Earlier this month, I watched A Place at The Table, a recent documentary about the food crisis in America. As a writer and an eater and an avid home cook, this is a topic I care very much about—I read everything I can get my hands on related to the topic of food.

I'm familiar with America's food deserts, areas where there is little to no fresh produce available. I've read about the frustrating rise in the cost of produce and the simultaneous drop in the cost of processed food, both related directly to food subsidies. I've heard about how food stamps make it all but impossible to choose nutritious options, and how doctors are treating more and more illnesses related to malnutrition. I knew that millions of American kids consume too many calories or not enough nutrients, and I knew that 50 million Americans and one in four American children don't know where their next meal will come from. I've been reading about these numbers and figures and policies for years. I knew this stuff.

What I didn't know: I didn't know that this movie would move me. I didn't know that weeks later I'd still be thinking about it, picturing the faces of the children, very much like my own. I didn't anticipate that as I sliced fruit for my boys one morning, my mind would snap to the stories and faces and voices in the film, and that the fruit in my hand would seem to be accusing me, almost—Why do your children have all the fruit they want while other children in our country starve? I didn't anticipate my anger, and I didn't expect my tears.

My friend Eve told me many years ago that our tears are guides, if we let them be. Our tears can tell us things about ourselves—about our dreams and passions and callings, about our wounds and fears and bruises.

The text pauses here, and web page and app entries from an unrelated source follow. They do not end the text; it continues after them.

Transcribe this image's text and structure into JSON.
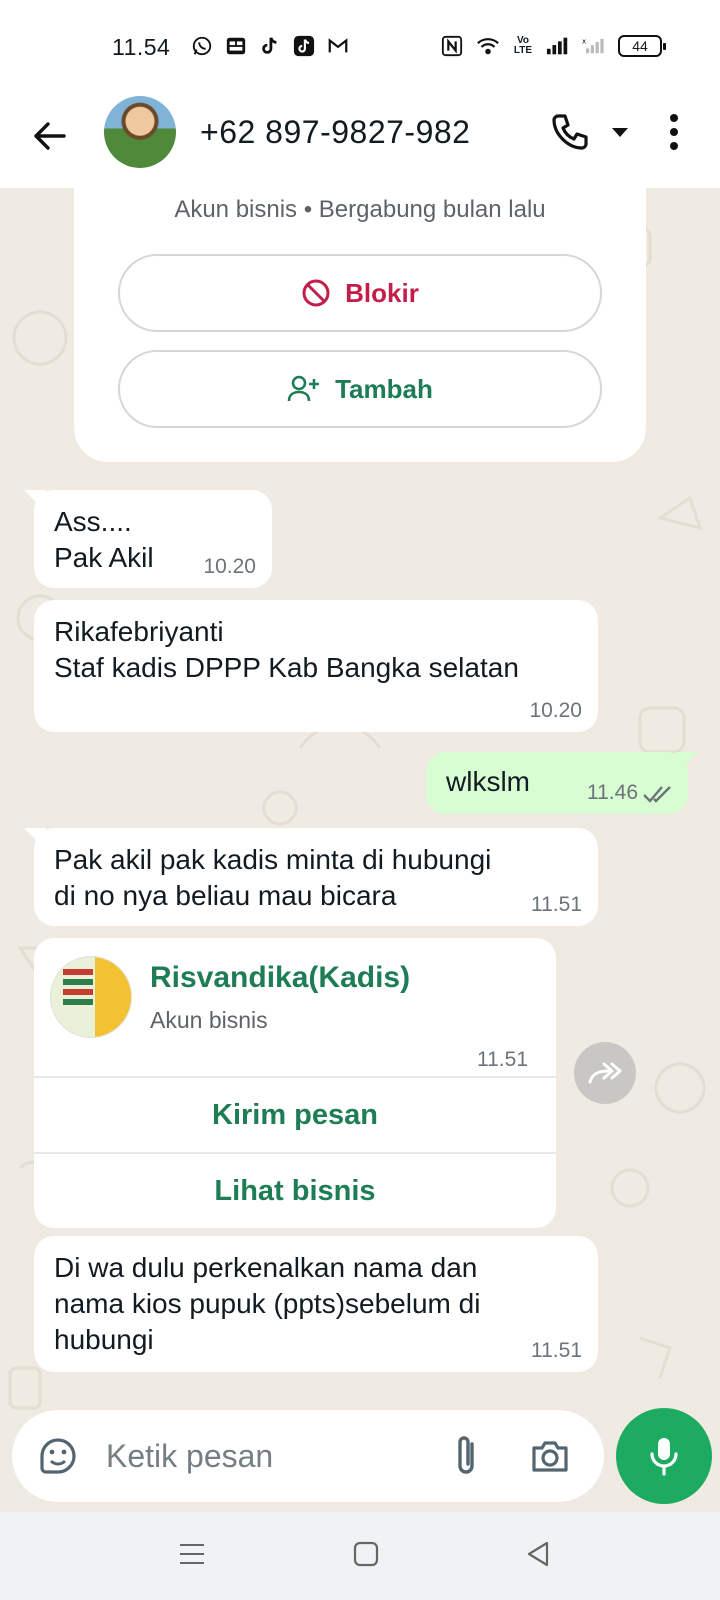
{
  "status_bar": {
    "time": "11.54",
    "battery": "44",
    "volte": "Vo LTE"
  },
  "header": {
    "contact": "+62 897-9827-982"
  },
  "business_card": {
    "subtitle": "Akun bisnis • Bergabung bulan lalu",
    "block_label": "Blokir",
    "add_label": "Tambah"
  },
  "messages": [
    {
      "direction": "in",
      "lines": [
        "Ass....",
        "Pak Akil"
      ],
      "time": "10.20"
    },
    {
      "direction": "in",
      "lines": [
        "Rikafebriyanti",
        "Staf kadis DPPP Kab Bangka selatan"
      ],
      "time": "10.20"
    },
    {
      "direction": "out",
      "lines": [
        "wlkslm"
      ],
      "time": "11.46",
      "status": "read"
    },
    {
      "direction": "in",
      "lines": [
        "Pak akil pak kadis minta di hubungi",
        "di no nya beliau mau bicara"
      ],
      "time": "11.51"
    },
    {
      "direction": "in",
      "lines": [
        "Di wa dulu perkenalkan nama dan",
        "nama kios pupuk (ppts)sebelum di",
        "hubungi"
      ],
      "time": "11.51"
    }
  ],
  "shared_contact": {
    "name": "Risvandika(Kadis)",
    "type": "Akun bisnis",
    "time": "11.51",
    "send_label": "Kirim pesan",
    "view_label": "Lihat bisnis"
  },
  "composer": {
    "placeholder": "Ketik pesan"
  },
  "colors": {
    "accent": "#1e7d55",
    "danger": "#c41d4b",
    "outgoing": "#d9fdd3",
    "mic": "#1daa61",
    "chat_bg": "#efeae2"
  }
}
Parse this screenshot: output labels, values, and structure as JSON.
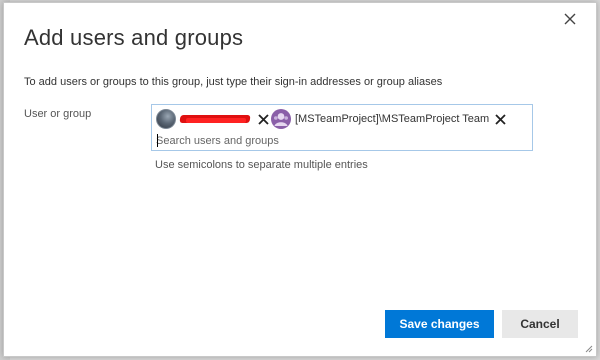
{
  "dialog": {
    "title": "Add users and groups",
    "description": "To add users or groups to this group, just type their sign-in addresses or group aliases",
    "close_icon": "close-icon"
  },
  "field": {
    "label": "User or group",
    "chips": [
      {
        "kind": "user",
        "name": "",
        "avatar": "user-avatar-icon",
        "remove_icon": "remove-icon"
      },
      {
        "kind": "group",
        "name": "[MSTeamProject]\\MSTeamProject Team",
        "avatar": "group-avatar-icon",
        "remove_icon": "remove-icon"
      }
    ],
    "search_placeholder": "Search users and groups",
    "hint": "Use semicolons to separate multiple entries"
  },
  "actions": {
    "save_label": "Save changes",
    "cancel_label": "Cancel"
  },
  "colors": {
    "primary": "#0078d7",
    "secondary_bg": "#e8e8e8",
    "input_border": "#a6c8e8",
    "group_avatar": "#8a5fa8",
    "redaction": "#e01010"
  }
}
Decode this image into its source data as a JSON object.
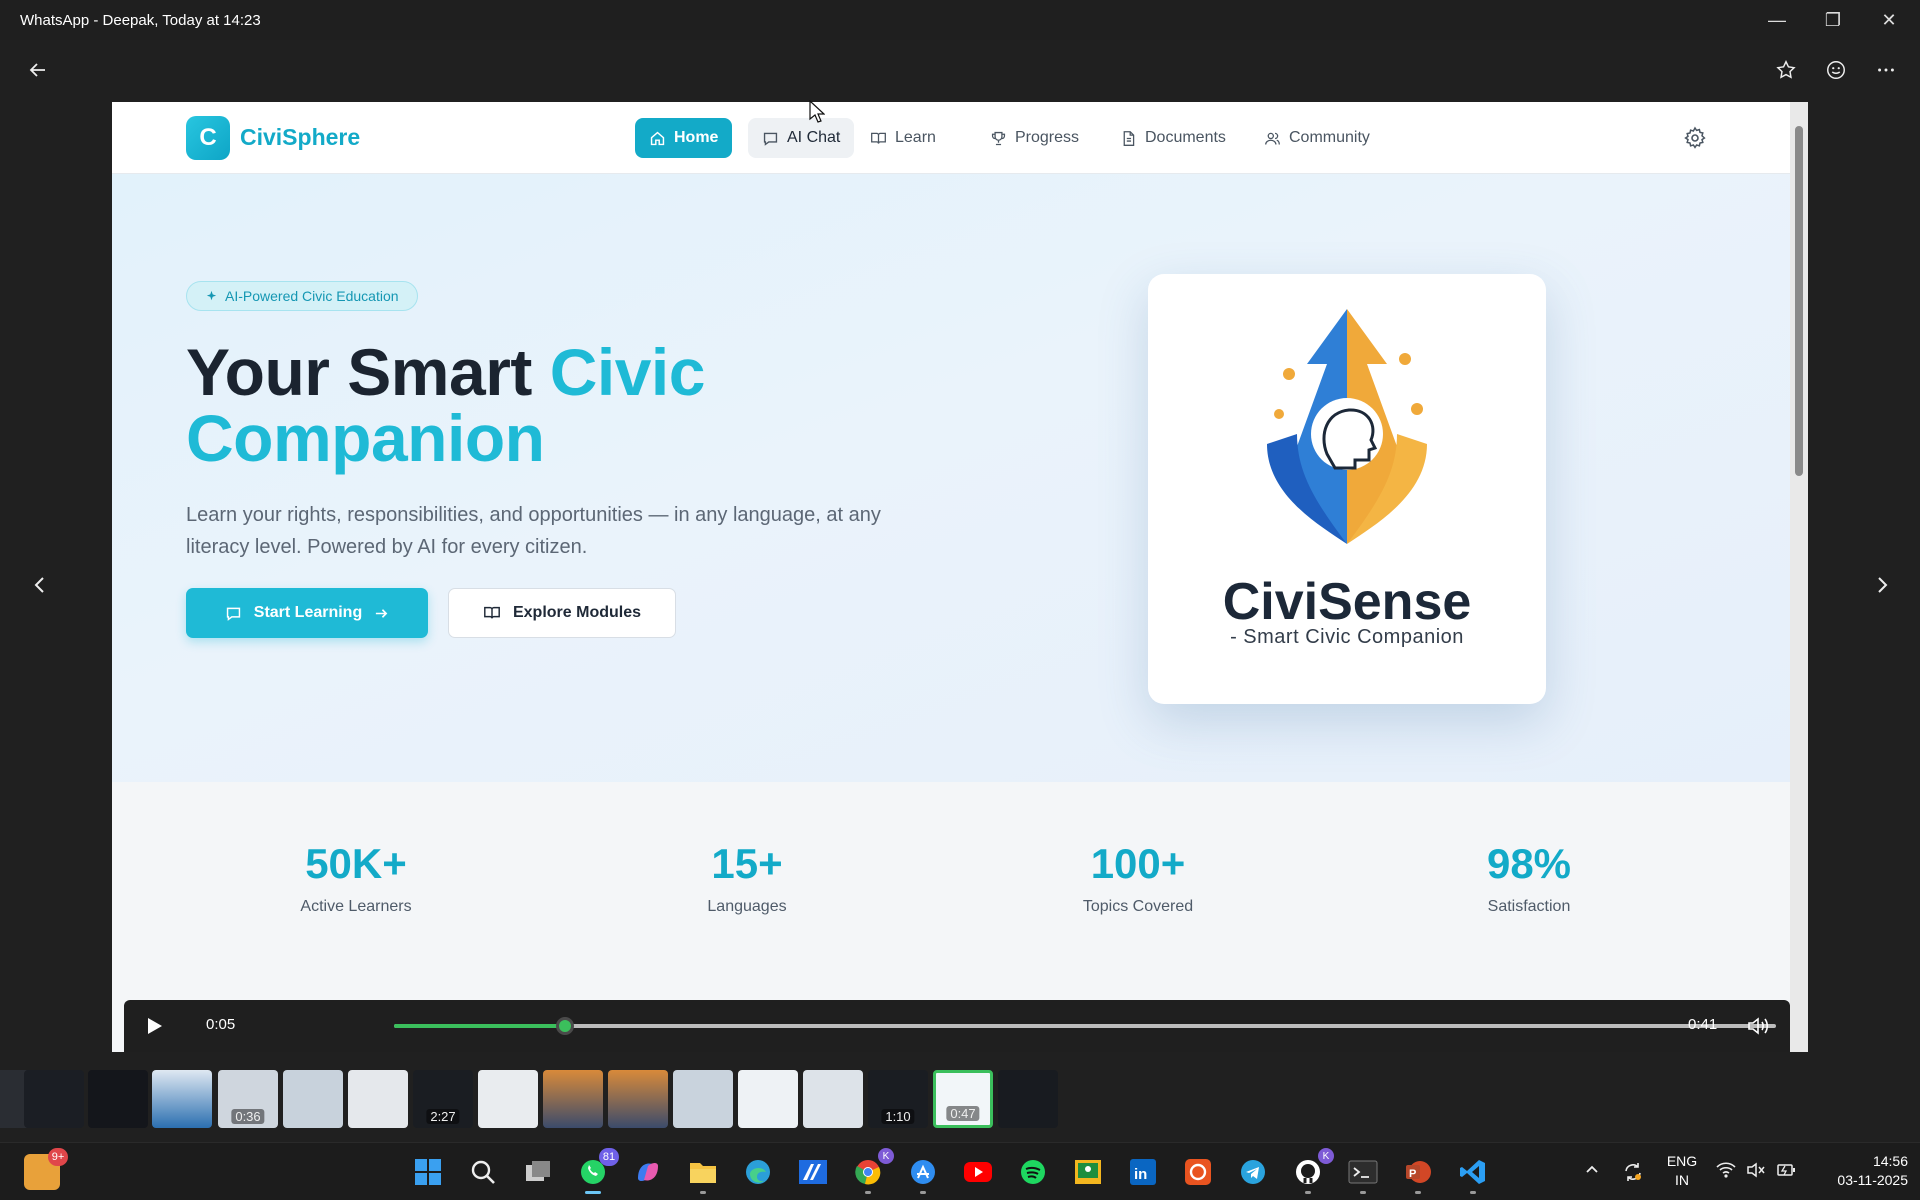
{
  "window": {
    "title": "WhatsApp - Deepak, Today at 14:23"
  },
  "site": {
    "logo_letter": "C",
    "brand": "CiviSphere",
    "nav": [
      {
        "label": "Home"
      },
      {
        "label": "AI Chat"
      },
      {
        "label": "Learn"
      },
      {
        "label": "Progress"
      },
      {
        "label": "Documents"
      },
      {
        "label": "Community"
      }
    ],
    "hero": {
      "badge": "AI-Powered Civic Education",
      "title_plain": "Your Smart ",
      "title_accent_1": "Civic",
      "title_accent_2": "Companion",
      "subtitle": "Learn your rights, responsibilities, and opportunities — in any language, at any literacy level. Powered by AI for every citizen.",
      "primary_button": "Start Learning",
      "secondary_button": "Explore Modules",
      "card_name": "CiviSense",
      "card_tagline": "- Smart Civic Companion"
    },
    "stats": [
      {
        "value": "50K+",
        "label": "Active Learners"
      },
      {
        "value": "15+",
        "label": "Languages"
      },
      {
        "value": "100+",
        "label": "Topics Covered"
      },
      {
        "value": "98%",
        "label": "Satisfaction"
      }
    ]
  },
  "player": {
    "current_time": "0:05",
    "total_time": "0:41",
    "progress_fraction": 0.124
  },
  "filmstrip": {
    "durations": [
      "0:36",
      "2:27",
      "1:10",
      "0:47"
    ]
  },
  "taskbar": {
    "notification_badge": "9+",
    "whatsapp_badge": "81",
    "copilot_badge": "K",
    "github_badge": "K",
    "lang_top": "ENG",
    "lang_bottom": "IN",
    "clock_time": "14:56",
    "clock_date": "03-11-2025"
  },
  "colors": {
    "accent": "#13aac8",
    "accent_light": "#1fbad6",
    "progress": "#3bbf5c"
  }
}
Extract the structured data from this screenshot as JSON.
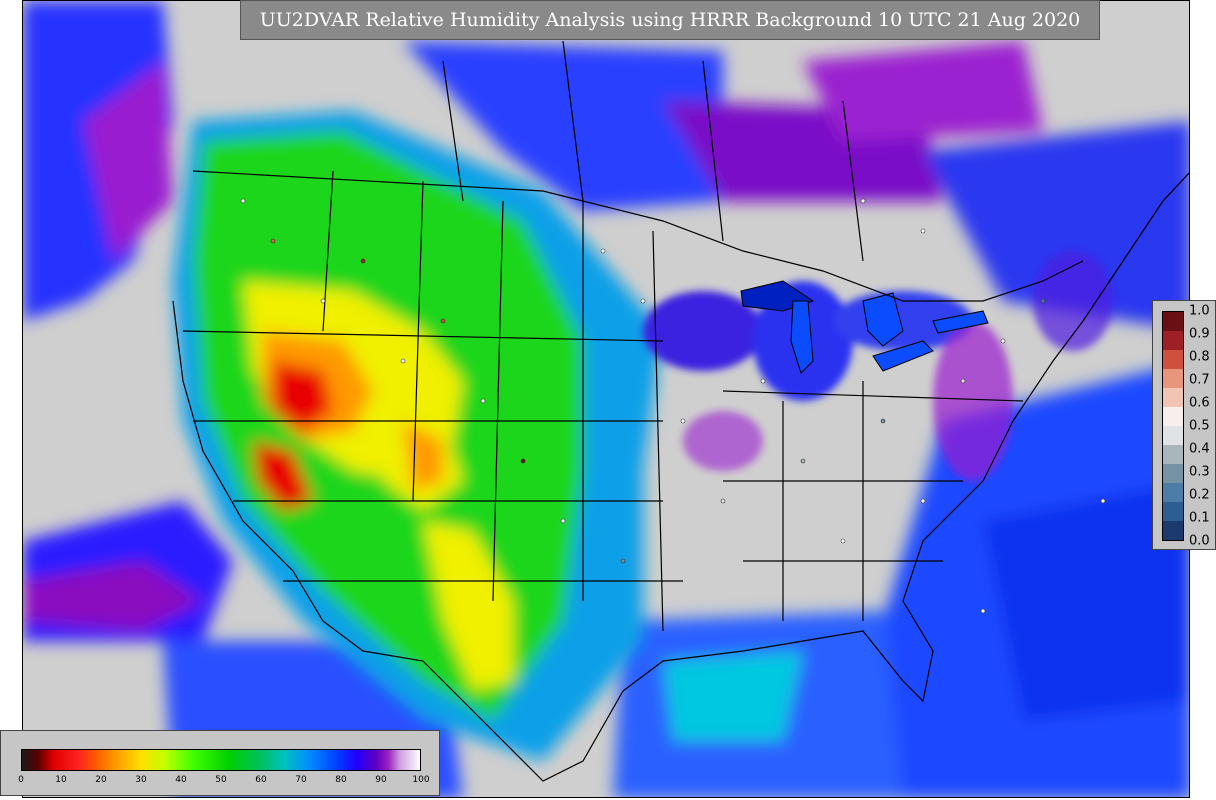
{
  "title": "UU2DVAR Relative Humidity Analysis using HRRR Background 10 UTC 21 Aug 2020",
  "rh_colorbar": {
    "ticks": [
      "0",
      "10",
      "20",
      "30",
      "40",
      "50",
      "60",
      "70",
      "80",
      "90",
      "100"
    ],
    "stops": [
      {
        "v": 0,
        "c": "#1a1a1a"
      },
      {
        "v": 4,
        "c": "#5a0000"
      },
      {
        "v": 8,
        "c": "#e00000"
      },
      {
        "v": 14,
        "c": "#ff2020"
      },
      {
        "v": 19,
        "c": "#ff6000"
      },
      {
        "v": 24,
        "c": "#ffa000"
      },
      {
        "v": 30,
        "c": "#ffe000"
      },
      {
        "v": 36,
        "c": "#c0ff00"
      },
      {
        "v": 43,
        "c": "#40ff00"
      },
      {
        "v": 52,
        "c": "#00d000"
      },
      {
        "v": 60,
        "c": "#00c060"
      },
      {
        "v": 66,
        "c": "#00c0c0"
      },
      {
        "v": 72,
        "c": "#0090ff"
      },
      {
        "v": 79,
        "c": "#0040ff"
      },
      {
        "v": 84,
        "c": "#2000ff"
      },
      {
        "v": 89,
        "c": "#6000c0"
      },
      {
        "v": 92,
        "c": "#9a20c0"
      },
      {
        "v": 95,
        "c": "#d0a0e0"
      },
      {
        "v": 100,
        "c": "#ffffff"
      }
    ]
  },
  "obs_colorbar": {
    "ticks": [
      "1.0",
      "0.9",
      "0.8",
      "0.7",
      "0.6",
      "0.5",
      "0.4",
      "0.3",
      "0.2",
      "0.1",
      "0.0"
    ],
    "colors": [
      "#1c3a6e",
      "#2c5e93",
      "#4b7da8",
      "#7693a6",
      "#a9b7bc",
      "#dfe3e5",
      "#f6efec",
      "#f1c4b3",
      "#e7967c",
      "#d0503e",
      "#9e1f25",
      "#6a1015"
    ]
  },
  "map": {
    "dry_region_colors": {
      "green": "#1fd61f",
      "yellow": "#f0f000",
      "orange": "#ff9900",
      "red": "#e80000"
    },
    "moist_region_colors": {
      "cyan": "#00b8e8",
      "blue": "#0b3aff",
      "purple": "#8e00c8",
      "gray": "#cfcfcf"
    }
  }
}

Tears tell us the things that we're not quite ready to say out loud, and I've learned along the way to pay close attention to them.

My tears led me to become a writer—a challenging and gratifying way of living, one that shapes and instructs me along the way. My tears led me to run the Chicago Marathon with Team World Vision, even though I'd never run more than three miles in my life, and that journey positively rearranged me, inside and out. My life experience tells me that we must pay attention to our tears.

My dad, who is also my pastor, uses the term "holy discontent," when something riles you up so much that you know you have to do something. When you can't get something out of your mind, when you find yourself working on it all the time like a tongue on a loose tooth.

Whatever the term, I think this is mine. Hunger in America—and globally, certainly—is an urgent issue. And lack of nutrients is only one part of hunger. One of my favorite Chicago chefs was interviewed recently in the Tribune on the topic of violence in our city. Chicago is experiencing a heartbreaking spike in violence these days, and in a conversation about that violence, Rick Bayless turned our attention, as he always does, back to the table.

Hunger is physiological, of course, but it's more than that. When you don't have food, you don't have any reason to gather around the table. In his words, "Meals don't just feed us, they are cultural rituals that civilize us."

This connects with me in such a deep way. The work to be done in this country is not just delivering adequate nutrients to people who need them, although that has to be our first order of business. We have to assure that people have enough food, so that they have something to gather around, so that they can feel the love and connectedness and nourishment—the civility, to use Bayless' word—that we experience when we share meals around the table.

The table is where we connect, where we learn and listen, where we become familiar with the practices of sharing and giving, essential practices in all of life. And if there is no food, there is no reason to gather at the table. We're talking, then, about multiple kinds of hunger, and my tears are telling me loud and clear that part of my calling is to address hunger in its every form.

Shauna Niequist is the author of Bread and Wine, Cold Tangerines, and Bittersweet. She lives outside Chicago with her husband, Aaron, and their sons Henry and Mac, and blogs at www.shaunaniequist.com.